Good Morning, Midnight published in 1939 and set mostly in Paris of the period contains significant material written in French, not just in passages of spoken dialogue but in narratorial sentences written in a mix of English and French. Sometimes the French is left untranslated even (and especially) when the words are not ones which would have been learnt at school, like maquereau [pimp] at page 72. It’s not glossed though the context at least half-way enables a guess as to its meaning, “What she wants is three hundred francs to give to her maquereau. Will I give her three hundred francs for her maquereau?” Sometimes it is glossed but with a delay.
In one long passage which extends over pages 42 - 53 and is then picked up again at page 149, much is made of a contrast in register which could not in 1939 have been clarified with accurate English translations; the censor would have intervened.
Thus, a tall English girl who “speaks French very well” (page 38) looks at the narrator sitting in a café and exclaims, “Et qu’est-ce qu’elle fout ici, maintenant?” (page 39). The dictionaries, even supposedly modern ones, are coy but this could be translated as, “What the fuck is she doing here, now?”, the fout being in the same register as that in the common expression, Foutez-nous la paix! [Fuck off and leave us alone!]. Things change over time, and in the 1930s, maybe less forceful translations would be in order: What the hell is she doing …? Piss off.../Clear off … Rhys does not translate but instead writes, half a page later, “But what language!
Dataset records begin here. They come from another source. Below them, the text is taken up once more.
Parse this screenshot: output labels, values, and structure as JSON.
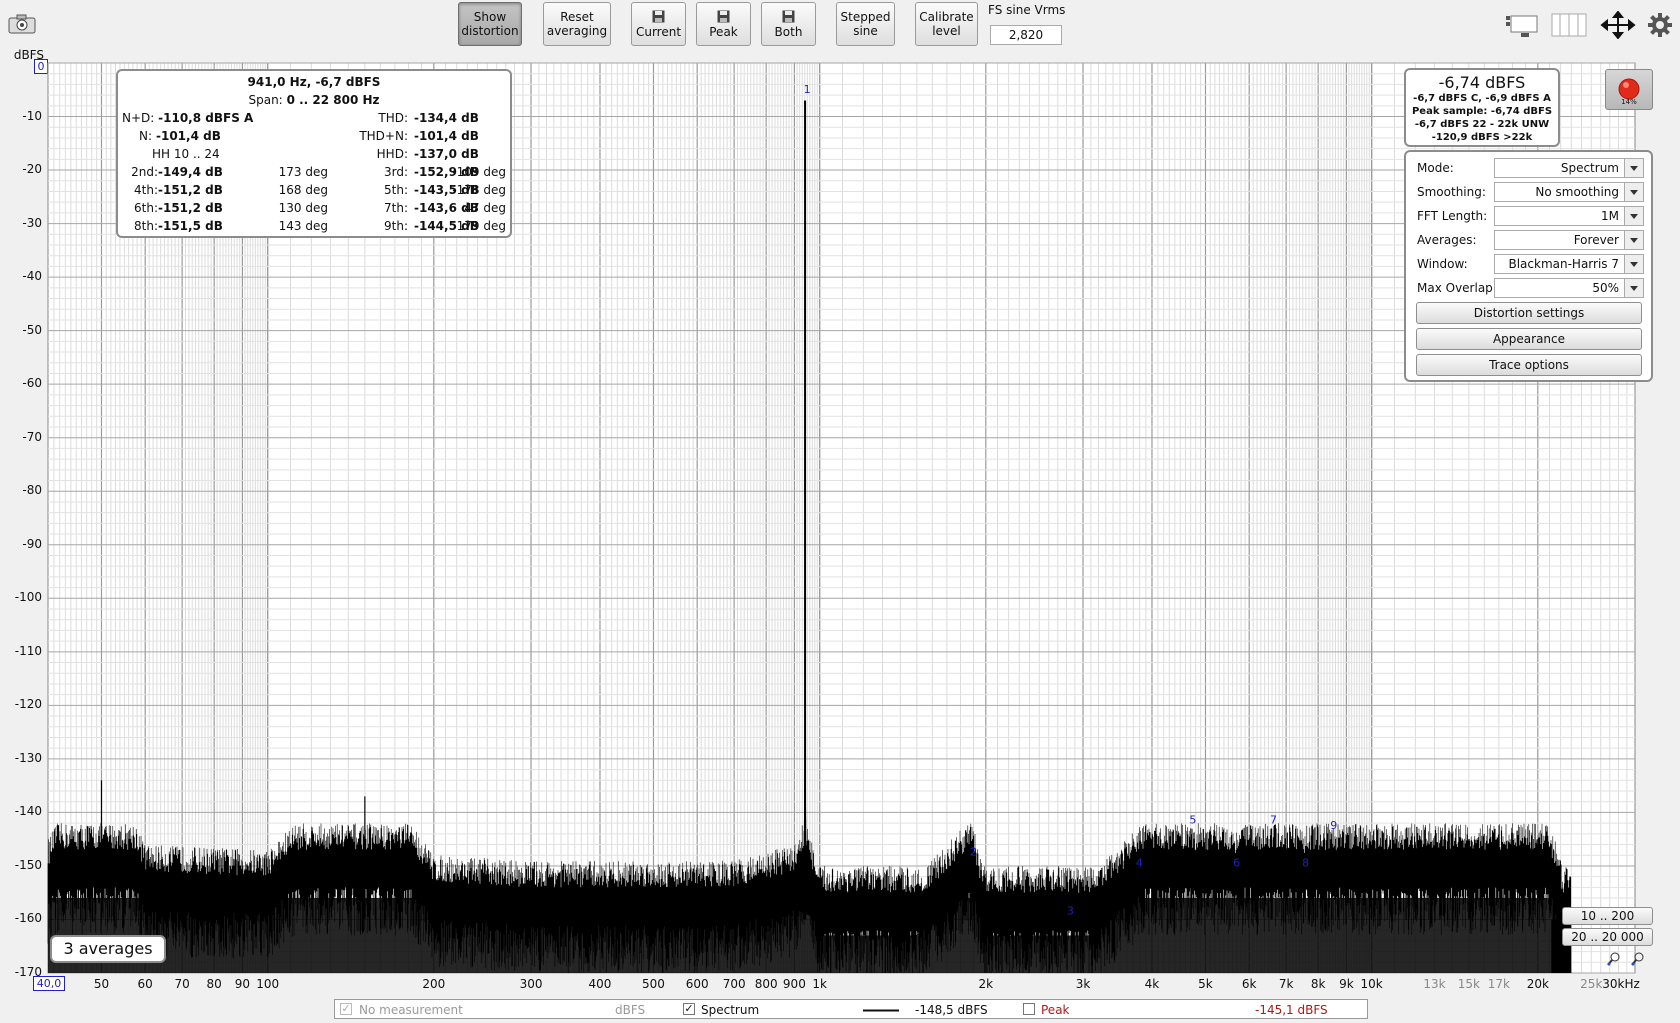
{
  "toolbar": {
    "show_distortion": [
      "Show",
      "distortion"
    ],
    "reset_averaging": [
      "Reset",
      "averaging"
    ],
    "current": "Current",
    "peak": "Peak",
    "both": "Both",
    "stepped_sine": [
      "Stepped",
      "sine"
    ],
    "calibrate_level": [
      "Calibrate",
      "level"
    ],
    "fs_label": "FS sine Vrms",
    "fs_value": "2,820"
  },
  "yaxis": {
    "unit": "dBFS",
    "top_value": "0",
    "unit_select": "dBFS",
    "ticks": [
      "-10",
      "-20",
      "-30",
      "-40",
      "-50",
      "-60",
      "-70",
      "-80",
      "-90",
      "-100",
      "-110",
      "-120",
      "-130",
      "-140",
      "-150",
      "-160",
      "-170"
    ],
    "range": [
      -170,
      0
    ]
  },
  "xaxis": {
    "start": "40,0",
    "ticks": [
      {
        "v": 50,
        "t": "50"
      },
      {
        "v": 60,
        "t": "60"
      },
      {
        "v": 70,
        "t": "70"
      },
      {
        "v": 80,
        "t": "80"
      },
      {
        "v": 90,
        "t": "90"
      },
      {
        "v": 100,
        "t": "100"
      },
      {
        "v": 200,
        "t": "200"
      },
      {
        "v": 300,
        "t": "300"
      },
      {
        "v": 400,
        "t": "400"
      },
      {
        "v": 500,
        "t": "500"
      },
      {
        "v": 600,
        "t": "600"
      },
      {
        "v": 700,
        "t": "700"
      },
      {
        "v": 800,
        "t": "800"
      },
      {
        "v": 900,
        "t": "900"
      },
      {
        "v": 1000,
        "t": "1k"
      },
      {
        "v": 2000,
        "t": "2k"
      },
      {
        "v": 3000,
        "t": "3k"
      },
      {
        "v": 4000,
        "t": "4k"
      },
      {
        "v": 5000,
        "t": "5k"
      },
      {
        "v": 6000,
        "t": "6k"
      },
      {
        "v": 7000,
        "t": "7k"
      },
      {
        "v": 8000,
        "t": "8k"
      },
      {
        "v": 9000,
        "t": "9k"
      },
      {
        "v": 10000,
        "t": "10k"
      },
      {
        "v": 13000,
        "t": "13k",
        "minor": true
      },
      {
        "v": 15000,
        "t": "15k",
        "minor": true
      },
      {
        "v": 17000,
        "t": "17k",
        "minor": true
      },
      {
        "v": 20000,
        "t": "20k"
      },
      {
        "v": 25000,
        "t": "25k",
        "minor": true
      },
      {
        "v": 30000,
        "t": "30kHz"
      }
    ],
    "range": [
      40,
      30000
    ]
  },
  "distortion": {
    "title": "941,0 Hz, -6,7 dBFS",
    "span_label": "Span:",
    "span_value": "0 .. 22 800 Hz",
    "nd_label": "N+D:",
    "nd_value": "-110,8 dBFS A",
    "thd_label": "THD:",
    "thd_value": "-134,4 dB",
    "n_label": "N:",
    "n_value": "-101,4 dB",
    "thdn_label": "THD+N:",
    "thdn_value": "-101,4 dB",
    "hh_label": "HH 10 .. 24",
    "hhd_label": "HHD:",
    "hhd_value": "-137,0 dB",
    "harmonics": [
      {
        "l1": "2nd:",
        "v1": "-149,4 dB",
        "d1": "173 deg",
        "l2": "3rd:",
        "v2": "-152,9 dB",
        "d2": "-109 deg"
      },
      {
        "l1": "4th:",
        "v1": "-151,2 dB",
        "d1": "168 deg",
        "l2": "5th:",
        "v2": "-143,5 dB",
        "d2": "-178 deg"
      },
      {
        "l1": "6th:",
        "v1": "-151,2 dB",
        "d1": "130 deg",
        "l2": "7th:",
        "v2": "-143,6 dB",
        "d2": "47 deg"
      },
      {
        "l1": "8th:",
        "v1": "-151,5 dB",
        "d1": "143 deg",
        "l2": "9th:",
        "v2": "-144,5 dB",
        "d2": "179 deg"
      }
    ]
  },
  "level_panel": {
    "main": "-6,74 dBFS",
    "line1": "-6,7 dBFS C, -6,9 dBFS A",
    "line2": "Peak sample: -6,74 dBFS",
    "line3": "-6,7 dBFS 22 - 22k UNW",
    "line4": "-120,9 dBFS >22k",
    "record_pct": "14%"
  },
  "settings": {
    "mode_label": "Mode:",
    "mode_value": "Spectrum",
    "smoothing_label": "Smoothing:",
    "smoothing_value": "No  smoothing",
    "fft_label": "FFT Length:",
    "fft_value": "1M",
    "averages_label": "Averages:",
    "averages_value": "Forever",
    "window_label": "Window:",
    "window_value": "Blackman-Harris 7",
    "overlap_label": "Max Overlap:",
    "overlap_value": "50%",
    "distortion_settings": "Distortion settings",
    "appearance": "Appearance",
    "trace_options": "Trace options"
  },
  "averages_badge": "3 averages",
  "range_buttons": {
    "r1": "10 .. 200",
    "r2": "20 .. 20 000"
  },
  "harmonic_markers": [
    {
      "n": "1",
      "f": 941
    },
    {
      "n": "2",
      "f": 1882
    },
    {
      "n": "3",
      "f": 2823
    },
    {
      "n": "4",
      "f": 3764
    },
    {
      "n": "5",
      "f": 4705
    },
    {
      "n": "6",
      "f": 5646
    },
    {
      "n": "7",
      "f": 6587
    },
    {
      "n": "8",
      "f": 7528
    },
    {
      "n": "9",
      "f": 8469
    }
  ],
  "legend": {
    "no_measurement": "No measurement",
    "no_measurement_unit": "dBFS",
    "spectrum": "Spectrum",
    "spectrum_value": "-148,5 dBFS",
    "peak": "Peak",
    "peak_value": "-145,1 dBFS",
    "peak_color": "#b01818"
  },
  "chart_data": {
    "type": "line",
    "xscale": "log",
    "xlim": [
      40,
      30000
    ],
    "ylim": [
      -170,
      0
    ],
    "ylabel": "dBFS",
    "series": [
      {
        "name": "Spectrum",
        "x": [
          40,
          50,
          60,
          100,
          150,
          200,
          300,
          500,
          700,
          900,
          930,
          941,
          952,
          1000,
          1500,
          1882,
          2000,
          2823,
          3000,
          3764,
          4705,
          5646,
          6587,
          7528,
          8469,
          10000,
          12000,
          15000,
          18000,
          20000,
          22000,
          23000,
          25000
        ],
        "y": [
          -153,
          -134,
          -154,
          -155,
          -137,
          -156,
          -157,
          -157,
          -157,
          -154,
          -150,
          -7,
          -150,
          -160,
          -160,
          -149,
          -160,
          -160,
          -161,
          -151,
          -143,
          -151,
          -143,
          -151,
          -144,
          -146,
          -146,
          -145,
          -147,
          -145,
          -156,
          -170,
          -170
        ]
      }
    ]
  }
}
Considering the general get-up what you should have said was, ‘Qu’est-ce qu’elle fiche ici?’ Considering the general get-up, surely that’s what you should have said. What language, what language! What would Debenham & Freebody say, and what Harvey Nichols?”
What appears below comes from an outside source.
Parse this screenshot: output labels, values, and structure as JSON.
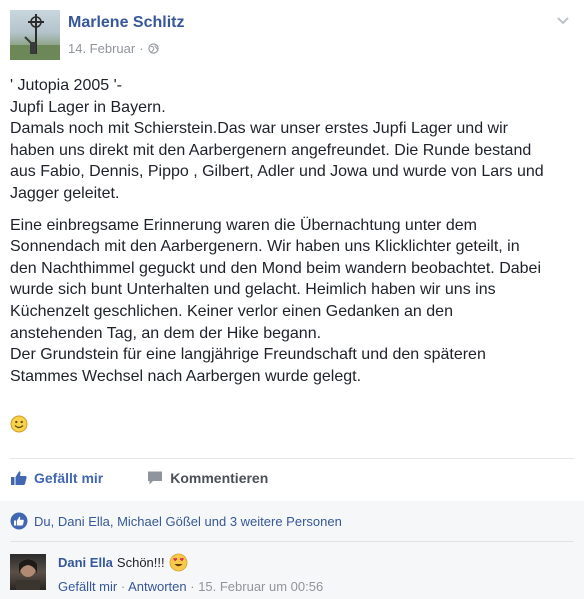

But nothing has been translated at this point; the reader may be able to work out that ficher is less coarse / vulgar/ offensive than fouter but even though “Qu’est-ce qu’ elle fiche ici?” could have been glossed as, say, “What on earth is she doing here?” without troubling the censor, it has not been done.
The narrator returns to the language issue at page 41 when she speculates that the girl said fout, “partly because she didn’t like the look of me and partly because she wanted to show how well she spoke French and partly because….” But though no translation has yet been provided, the narrator then pulls herself up for her obsessional behaviour, “…why get in a state about it? (page 41).
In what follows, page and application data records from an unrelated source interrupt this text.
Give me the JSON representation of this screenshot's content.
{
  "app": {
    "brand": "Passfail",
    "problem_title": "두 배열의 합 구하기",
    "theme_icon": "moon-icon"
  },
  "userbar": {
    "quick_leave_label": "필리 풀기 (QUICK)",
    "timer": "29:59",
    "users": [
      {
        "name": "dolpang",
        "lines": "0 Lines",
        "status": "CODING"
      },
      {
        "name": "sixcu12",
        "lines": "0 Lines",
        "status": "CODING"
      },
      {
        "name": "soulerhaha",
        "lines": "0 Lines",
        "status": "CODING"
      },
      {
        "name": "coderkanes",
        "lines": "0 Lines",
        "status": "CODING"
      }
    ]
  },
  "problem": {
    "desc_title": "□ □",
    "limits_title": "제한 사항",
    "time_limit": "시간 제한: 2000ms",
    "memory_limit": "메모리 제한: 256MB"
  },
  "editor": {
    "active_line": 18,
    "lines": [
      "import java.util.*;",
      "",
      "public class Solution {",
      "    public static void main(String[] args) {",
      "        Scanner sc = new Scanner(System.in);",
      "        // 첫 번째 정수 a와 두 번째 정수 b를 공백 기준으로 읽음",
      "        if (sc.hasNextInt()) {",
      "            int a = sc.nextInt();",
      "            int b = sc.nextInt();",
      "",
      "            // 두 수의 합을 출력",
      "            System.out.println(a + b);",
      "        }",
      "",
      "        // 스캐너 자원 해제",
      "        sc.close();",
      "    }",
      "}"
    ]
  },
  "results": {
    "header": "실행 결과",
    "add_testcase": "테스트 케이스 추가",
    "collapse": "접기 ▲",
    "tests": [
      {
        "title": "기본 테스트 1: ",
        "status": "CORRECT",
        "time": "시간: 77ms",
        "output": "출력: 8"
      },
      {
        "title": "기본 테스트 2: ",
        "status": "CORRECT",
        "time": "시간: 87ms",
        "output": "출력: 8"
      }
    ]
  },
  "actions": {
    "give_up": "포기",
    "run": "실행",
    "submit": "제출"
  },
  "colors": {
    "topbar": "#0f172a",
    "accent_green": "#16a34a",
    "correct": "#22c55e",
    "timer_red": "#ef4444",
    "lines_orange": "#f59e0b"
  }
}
But the theme is continued at page 42, where she adds an implied thought to the original and at last provides a translation, but a censored one:
“Qu’est-ce qu’elle fout ici, la vieille? What the devil (translating it politely) is she doing here, that old woman? …. I quite agree….I am asking myself all the time what the devil I am doing here”
That’s at top of page 42; bottom of page 43 the theme is again reprised:
“Now it’s getting dark. Now the gates are shutting. (Qu’est-ce qu’elle fout ici, la vieille?)”
The play with language then shifts at pages 44 -47 to simple repetitions in the key of Shakespeare. She starts with a half-allusion (“tomorrow, tomorrow…”) and then runs through “Back, back, back…”, “Hours and hours and hours”, “Courage, courage”, “Jesus, Jesus….Mother, Mother”, “Chloroform, chloroform”, “Back, back, back …” and several more.
But fouter / ficher gets another outing at page 53, when a male acquaintance describes a friend he wants her to meet and sums up in untranslated French, “Mais au fond, vous savez, il s’en fiche de tout, il s’en fiche de tout le monde”. And the narrator then takes one line to comment, “He sounds fine” which in the context of all that has gone before ought to raise a smile.
“The damned room, grinning at me. The clock ticking. Qu’est-ce qu’elle fout ici, la vieille?”
Microsoft has had a field day with green and red squiggles all over this. I guess it struggles with many novelists. They do things differently.